In February the people of Liverpool were told three things by the Labour Party:
- That they had negotiated the best possible deal with the Government to use new powers and attract new money.
- That the deal would be the biggest and best because they were prepared to adopt an elected mayor without a referendum
- That they would be able to use the money and powers more quickly if we avoided the referendum.
Liberal Democrats said quite clearly that all three of these were untrue. We knew from our discussions with the Government that the amount of money received was not dependent at all on mayoral model. Regrettably just how true we were has now been revealed.
Leeds and Manchester have achieved £1 billion plus settlements instead of the £130 million which was all that Labour could negotiate for. Neither Leeds nor Manchester has agreed to move to the elected mayor model. All the money that they have generated is for employment, infrastructure and training whereas ours was only partly ‘city deal’ with a big chunk of the money coming for Academies which the government wanted to fund through a separate DFE source anyway.
No cheque is waiting in Whitehall to be sent to Liverpool on 4th May. Business plans for economic development and detailed proposals for the Academies have yet to be finished never mind submitted to Government. All the preparation could have been done between now and November if the people of Liverpool had decided to go for an elected mayor. New methods of governance could have been agreed in Liverpool which were a none elected mayor model by the end of May which would have enabled us to finalise things more quickly than that.
This means that what we said at the special council meeting on March 7 is absolutely true. There was nothing to be gained by avoiding a referendum. As I canvass in wards across the city the only time the mayoral model is mentioned one of two opinions are voiced:
- “We don’t want one – it isn’t right”; or
- “It should have been the people of Liverpool who decided not a back room discussion inside the Labour Party”.
They are quite right. In my estimation the people of Liverpool would have voted against an elected mayor model if they had been given the facts and allowed to express their viewpoint in a referendum.
In my manifesto I give a series of activities that I would want to take back to the government such as the development of a train/tram link through South Liverpool to the airport; an enterprise factory to create jobs; a new bond market led investment fund; a ‘curry mile’ for Lodge Lane and many others. These need funding and would provide good value for money for the government. These are the sorts of things that Manchester, Leeds, Bradford, Newcastle, Wakefield, Birmingham etc are applying for and getting support for.

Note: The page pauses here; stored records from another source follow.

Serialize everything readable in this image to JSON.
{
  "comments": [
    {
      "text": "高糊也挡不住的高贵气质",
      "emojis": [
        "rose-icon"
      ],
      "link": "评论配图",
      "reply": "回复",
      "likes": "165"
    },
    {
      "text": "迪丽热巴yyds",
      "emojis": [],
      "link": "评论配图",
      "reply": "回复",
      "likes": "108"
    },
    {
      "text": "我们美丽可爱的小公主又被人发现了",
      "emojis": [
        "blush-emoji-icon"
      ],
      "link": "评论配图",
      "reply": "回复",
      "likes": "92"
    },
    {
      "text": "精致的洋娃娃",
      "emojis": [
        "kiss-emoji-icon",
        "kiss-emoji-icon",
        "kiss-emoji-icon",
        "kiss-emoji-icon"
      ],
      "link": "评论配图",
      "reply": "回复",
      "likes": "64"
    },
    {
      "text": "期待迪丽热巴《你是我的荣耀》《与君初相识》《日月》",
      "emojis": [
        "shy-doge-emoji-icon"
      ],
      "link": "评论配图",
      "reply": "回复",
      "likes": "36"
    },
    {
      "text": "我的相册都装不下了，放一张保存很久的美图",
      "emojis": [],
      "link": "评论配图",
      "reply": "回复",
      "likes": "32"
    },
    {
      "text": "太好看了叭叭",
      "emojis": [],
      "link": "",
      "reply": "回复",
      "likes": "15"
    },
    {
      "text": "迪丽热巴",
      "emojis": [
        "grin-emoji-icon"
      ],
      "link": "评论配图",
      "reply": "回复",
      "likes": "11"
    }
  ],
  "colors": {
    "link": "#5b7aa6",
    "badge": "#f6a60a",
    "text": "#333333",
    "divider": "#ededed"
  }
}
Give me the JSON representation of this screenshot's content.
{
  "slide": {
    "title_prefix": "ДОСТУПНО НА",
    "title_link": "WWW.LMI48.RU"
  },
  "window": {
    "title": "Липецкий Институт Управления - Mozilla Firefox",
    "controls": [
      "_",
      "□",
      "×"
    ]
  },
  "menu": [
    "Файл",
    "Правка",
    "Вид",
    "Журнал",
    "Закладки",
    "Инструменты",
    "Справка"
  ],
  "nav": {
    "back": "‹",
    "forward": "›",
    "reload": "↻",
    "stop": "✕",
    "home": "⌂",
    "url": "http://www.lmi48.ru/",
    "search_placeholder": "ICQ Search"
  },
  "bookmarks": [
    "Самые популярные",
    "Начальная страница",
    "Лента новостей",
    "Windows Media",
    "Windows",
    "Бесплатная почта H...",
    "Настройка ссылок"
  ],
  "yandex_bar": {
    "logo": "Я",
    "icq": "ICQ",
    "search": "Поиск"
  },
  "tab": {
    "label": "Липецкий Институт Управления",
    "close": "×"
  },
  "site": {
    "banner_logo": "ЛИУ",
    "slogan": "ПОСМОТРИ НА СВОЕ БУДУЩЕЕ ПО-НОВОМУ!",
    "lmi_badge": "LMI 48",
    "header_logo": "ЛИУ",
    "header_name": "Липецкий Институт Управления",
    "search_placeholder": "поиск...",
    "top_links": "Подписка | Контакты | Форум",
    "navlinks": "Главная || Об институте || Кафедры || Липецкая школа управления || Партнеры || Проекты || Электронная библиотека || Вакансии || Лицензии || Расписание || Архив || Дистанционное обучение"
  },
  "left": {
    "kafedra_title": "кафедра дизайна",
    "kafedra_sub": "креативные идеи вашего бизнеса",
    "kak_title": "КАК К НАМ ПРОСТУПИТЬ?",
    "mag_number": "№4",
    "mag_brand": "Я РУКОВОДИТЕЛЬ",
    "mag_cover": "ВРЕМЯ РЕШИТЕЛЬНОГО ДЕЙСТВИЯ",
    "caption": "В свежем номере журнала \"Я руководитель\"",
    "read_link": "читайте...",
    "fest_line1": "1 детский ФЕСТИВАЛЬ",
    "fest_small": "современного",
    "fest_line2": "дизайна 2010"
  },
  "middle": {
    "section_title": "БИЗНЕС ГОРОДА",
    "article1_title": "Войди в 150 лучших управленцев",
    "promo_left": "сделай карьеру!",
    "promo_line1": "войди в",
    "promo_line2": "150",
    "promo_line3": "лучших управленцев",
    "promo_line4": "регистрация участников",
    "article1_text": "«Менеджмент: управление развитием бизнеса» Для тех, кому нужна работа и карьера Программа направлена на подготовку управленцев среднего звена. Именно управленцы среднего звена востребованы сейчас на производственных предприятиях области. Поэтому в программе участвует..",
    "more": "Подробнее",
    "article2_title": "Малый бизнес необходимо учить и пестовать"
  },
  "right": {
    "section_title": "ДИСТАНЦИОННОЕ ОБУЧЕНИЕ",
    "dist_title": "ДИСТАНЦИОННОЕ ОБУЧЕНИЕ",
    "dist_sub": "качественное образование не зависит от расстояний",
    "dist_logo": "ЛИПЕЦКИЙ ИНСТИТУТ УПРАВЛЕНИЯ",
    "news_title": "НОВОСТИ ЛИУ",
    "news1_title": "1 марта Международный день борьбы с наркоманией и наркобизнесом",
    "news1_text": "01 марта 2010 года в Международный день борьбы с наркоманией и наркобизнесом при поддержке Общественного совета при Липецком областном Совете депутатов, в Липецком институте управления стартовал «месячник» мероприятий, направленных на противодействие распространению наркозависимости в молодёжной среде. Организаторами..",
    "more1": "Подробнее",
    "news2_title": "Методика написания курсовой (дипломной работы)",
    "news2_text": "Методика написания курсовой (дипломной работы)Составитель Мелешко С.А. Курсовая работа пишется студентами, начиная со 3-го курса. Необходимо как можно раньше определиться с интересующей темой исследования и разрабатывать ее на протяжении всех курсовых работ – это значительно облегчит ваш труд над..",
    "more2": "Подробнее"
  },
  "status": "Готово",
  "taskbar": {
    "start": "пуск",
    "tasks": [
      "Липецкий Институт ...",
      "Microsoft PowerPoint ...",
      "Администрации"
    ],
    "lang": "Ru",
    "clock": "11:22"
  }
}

So Leeds and Manchester got approximately £10 for every £1 that Liverpool got. This isn’t a good deal for Liverpool it’s a bad one and I believe needs to be renegotiated – a pledge which I happily make.